    • Have or have had a stomach blockage
    • Have any other medical conditions

    What are the possible side effects of DELZICOL?

    DELZICOL may cause serious side effects, including:

    • Kidney problems: Your doctor may check to see how your kidneys are working before taking DELZICOL. It is important to complete all blood tests ordered by your doctor.
    • A condition that may be hard to tell apart from a UC flare: Symptoms include cramping, stomachache, bloody diarrhea, and sometimes fever, headache, and rash. If you experience any of these symptoms while on treatment, call your doctor right away. He or she may tell you to stop taking DELZICOL.
    • Hypersensitivity (allergic) reactions: If signs and symptoms of hypersensitivity occur, immediately call your doctor.
    • Liver failure: In patients that have or have had liver disease.
    • Blood Disorders: Elderly patients and patients taking azathioprine or 6-mercaptopurine need to monitor complete blood cell counts and platelet counts while taking DELZICOL.

    The most common side effects of DELZICOL include:

    • Adults: belching, stomachache, constipation, dizziness, runny nose, back pain, rash, upset stomach, and flu symptoms.
    • Children (5 to 17 years of age): inflammation of the nose and pharynx, headache, stomachache, dizziness, inflammation of the sinuses, rash, cough, diarrhea, tiredness, fever, and increased lipase.

    Tell your doctor if you have any side effect that bothers you or does not go away. These are not all the possible side effects of DELZICOL.

    Before starting DELZICOL, tell your doctor about all medications you are taking, including:

    • Non-steroidal anti-inflammatory drugs (NSAIDs), such as ibuprofen and naproxen. Taking these medications with DELZICOL may increase your risk of kidney problems.
    • Azathioprine or 6-mercaptopurine. Taking these medications with DELZICOL may increase your risk of blood disorders.

    What is DELZICOL?

    DELZICOL (mesalamine) delayed-release capsules is a prescription medication approved for the treatment of mildly to moderately active ulcerative colitis (UC) in patients 5 years of age and older and for the maintenance of remission of UC in adults.

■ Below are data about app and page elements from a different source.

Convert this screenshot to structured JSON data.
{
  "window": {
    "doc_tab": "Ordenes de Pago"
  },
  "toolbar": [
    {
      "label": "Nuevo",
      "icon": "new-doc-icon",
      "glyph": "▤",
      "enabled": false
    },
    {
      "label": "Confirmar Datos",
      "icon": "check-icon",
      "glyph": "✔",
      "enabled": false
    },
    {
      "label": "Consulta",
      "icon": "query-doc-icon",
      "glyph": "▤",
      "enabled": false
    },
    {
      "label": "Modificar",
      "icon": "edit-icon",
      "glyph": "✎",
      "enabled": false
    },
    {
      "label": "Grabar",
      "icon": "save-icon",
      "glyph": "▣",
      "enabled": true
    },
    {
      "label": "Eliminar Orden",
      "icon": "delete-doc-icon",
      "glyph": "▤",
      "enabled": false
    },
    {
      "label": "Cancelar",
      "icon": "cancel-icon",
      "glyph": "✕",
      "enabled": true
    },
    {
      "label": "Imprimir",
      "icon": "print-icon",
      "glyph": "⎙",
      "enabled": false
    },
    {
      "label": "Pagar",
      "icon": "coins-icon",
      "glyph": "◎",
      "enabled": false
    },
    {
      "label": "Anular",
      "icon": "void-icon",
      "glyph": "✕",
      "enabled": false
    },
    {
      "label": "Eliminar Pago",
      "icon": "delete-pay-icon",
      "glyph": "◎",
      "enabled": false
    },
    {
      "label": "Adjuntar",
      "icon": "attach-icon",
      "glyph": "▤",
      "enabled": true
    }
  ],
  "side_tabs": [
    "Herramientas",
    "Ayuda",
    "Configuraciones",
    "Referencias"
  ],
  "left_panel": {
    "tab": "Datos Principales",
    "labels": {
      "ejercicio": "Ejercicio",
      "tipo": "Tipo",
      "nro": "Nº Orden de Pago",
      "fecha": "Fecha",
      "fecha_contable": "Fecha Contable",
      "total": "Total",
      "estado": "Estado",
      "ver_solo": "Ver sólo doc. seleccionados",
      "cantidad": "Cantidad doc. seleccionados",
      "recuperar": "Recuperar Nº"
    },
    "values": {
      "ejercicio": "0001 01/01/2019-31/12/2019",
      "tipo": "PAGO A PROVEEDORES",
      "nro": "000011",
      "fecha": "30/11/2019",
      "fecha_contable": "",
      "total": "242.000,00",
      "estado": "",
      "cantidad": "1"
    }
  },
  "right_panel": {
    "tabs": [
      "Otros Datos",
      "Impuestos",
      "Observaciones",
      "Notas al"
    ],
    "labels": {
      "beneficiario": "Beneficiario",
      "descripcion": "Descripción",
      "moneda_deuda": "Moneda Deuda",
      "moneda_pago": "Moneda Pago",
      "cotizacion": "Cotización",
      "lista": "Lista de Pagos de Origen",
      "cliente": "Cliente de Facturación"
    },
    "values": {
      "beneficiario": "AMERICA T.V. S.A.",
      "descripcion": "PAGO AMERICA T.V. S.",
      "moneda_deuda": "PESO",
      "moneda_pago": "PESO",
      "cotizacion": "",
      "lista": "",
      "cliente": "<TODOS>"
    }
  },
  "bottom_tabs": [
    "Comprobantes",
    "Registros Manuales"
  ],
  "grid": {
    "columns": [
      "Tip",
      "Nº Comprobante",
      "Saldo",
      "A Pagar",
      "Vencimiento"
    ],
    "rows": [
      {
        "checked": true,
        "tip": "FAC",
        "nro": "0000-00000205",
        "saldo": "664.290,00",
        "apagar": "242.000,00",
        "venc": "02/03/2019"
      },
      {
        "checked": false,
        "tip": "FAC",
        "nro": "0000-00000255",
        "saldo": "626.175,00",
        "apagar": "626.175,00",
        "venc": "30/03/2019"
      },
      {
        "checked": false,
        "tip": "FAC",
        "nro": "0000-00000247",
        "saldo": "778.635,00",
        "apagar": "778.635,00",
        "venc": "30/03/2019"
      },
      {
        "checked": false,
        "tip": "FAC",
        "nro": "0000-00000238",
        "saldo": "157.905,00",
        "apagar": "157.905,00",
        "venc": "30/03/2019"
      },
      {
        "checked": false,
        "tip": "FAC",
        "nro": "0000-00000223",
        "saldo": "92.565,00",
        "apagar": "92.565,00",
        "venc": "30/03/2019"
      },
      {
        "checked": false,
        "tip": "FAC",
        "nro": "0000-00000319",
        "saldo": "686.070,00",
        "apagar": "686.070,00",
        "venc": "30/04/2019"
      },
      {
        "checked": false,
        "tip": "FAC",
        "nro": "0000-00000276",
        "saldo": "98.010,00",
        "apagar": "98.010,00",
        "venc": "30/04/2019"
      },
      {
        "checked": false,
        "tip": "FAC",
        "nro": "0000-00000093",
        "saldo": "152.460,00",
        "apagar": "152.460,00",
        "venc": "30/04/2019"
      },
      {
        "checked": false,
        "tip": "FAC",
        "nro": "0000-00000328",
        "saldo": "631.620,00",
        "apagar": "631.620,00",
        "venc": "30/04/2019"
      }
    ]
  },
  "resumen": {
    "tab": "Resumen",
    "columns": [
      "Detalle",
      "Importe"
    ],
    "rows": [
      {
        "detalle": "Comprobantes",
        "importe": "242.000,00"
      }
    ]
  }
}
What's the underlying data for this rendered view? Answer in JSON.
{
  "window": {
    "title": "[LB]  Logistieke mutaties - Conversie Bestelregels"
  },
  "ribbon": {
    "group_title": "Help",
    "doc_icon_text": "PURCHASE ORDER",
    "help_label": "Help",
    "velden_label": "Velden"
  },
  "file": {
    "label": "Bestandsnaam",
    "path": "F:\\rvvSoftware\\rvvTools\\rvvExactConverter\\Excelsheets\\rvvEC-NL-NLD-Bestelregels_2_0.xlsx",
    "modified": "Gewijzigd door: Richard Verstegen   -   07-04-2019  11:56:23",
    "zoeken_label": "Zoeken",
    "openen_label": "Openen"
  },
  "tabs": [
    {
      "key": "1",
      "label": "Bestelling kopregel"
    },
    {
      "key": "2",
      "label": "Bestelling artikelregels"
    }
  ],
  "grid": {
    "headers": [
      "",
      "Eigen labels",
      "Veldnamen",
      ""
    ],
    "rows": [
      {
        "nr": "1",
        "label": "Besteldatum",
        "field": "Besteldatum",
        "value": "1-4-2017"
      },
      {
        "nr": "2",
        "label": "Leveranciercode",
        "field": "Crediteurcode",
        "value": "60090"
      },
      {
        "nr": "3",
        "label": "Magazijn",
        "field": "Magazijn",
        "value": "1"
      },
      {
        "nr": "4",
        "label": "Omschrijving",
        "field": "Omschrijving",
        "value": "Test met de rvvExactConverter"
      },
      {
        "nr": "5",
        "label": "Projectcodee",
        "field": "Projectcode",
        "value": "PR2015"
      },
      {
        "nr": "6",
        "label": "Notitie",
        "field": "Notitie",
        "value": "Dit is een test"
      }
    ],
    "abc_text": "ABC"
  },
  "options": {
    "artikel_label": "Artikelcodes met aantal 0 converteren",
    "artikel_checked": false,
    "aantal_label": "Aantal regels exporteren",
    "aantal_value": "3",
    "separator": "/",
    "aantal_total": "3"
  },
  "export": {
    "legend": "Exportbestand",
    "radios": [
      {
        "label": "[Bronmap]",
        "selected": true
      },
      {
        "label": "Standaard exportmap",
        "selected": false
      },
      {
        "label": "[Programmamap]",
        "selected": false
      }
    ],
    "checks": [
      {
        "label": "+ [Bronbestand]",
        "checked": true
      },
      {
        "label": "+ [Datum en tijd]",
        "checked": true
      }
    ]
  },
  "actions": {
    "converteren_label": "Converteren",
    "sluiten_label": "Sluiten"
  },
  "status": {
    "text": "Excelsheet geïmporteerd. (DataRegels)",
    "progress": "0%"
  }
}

    Please see full Prescribing Information for DELZICOL.

    To report a side effect from one of our products, please call the Allergan Drug Safety Department at 1-800-678-1605.

    ×

    Thank you for visiting

    You are now leaving an Allergan website. A link to a non-Allergan website does not constitute an endorsement of the products or services offered by the non-Allergan website, and Allergan is not responsible for the content of any non-Allergan website.

    ×

    Terms, Conditions, and Eligibility Criteria: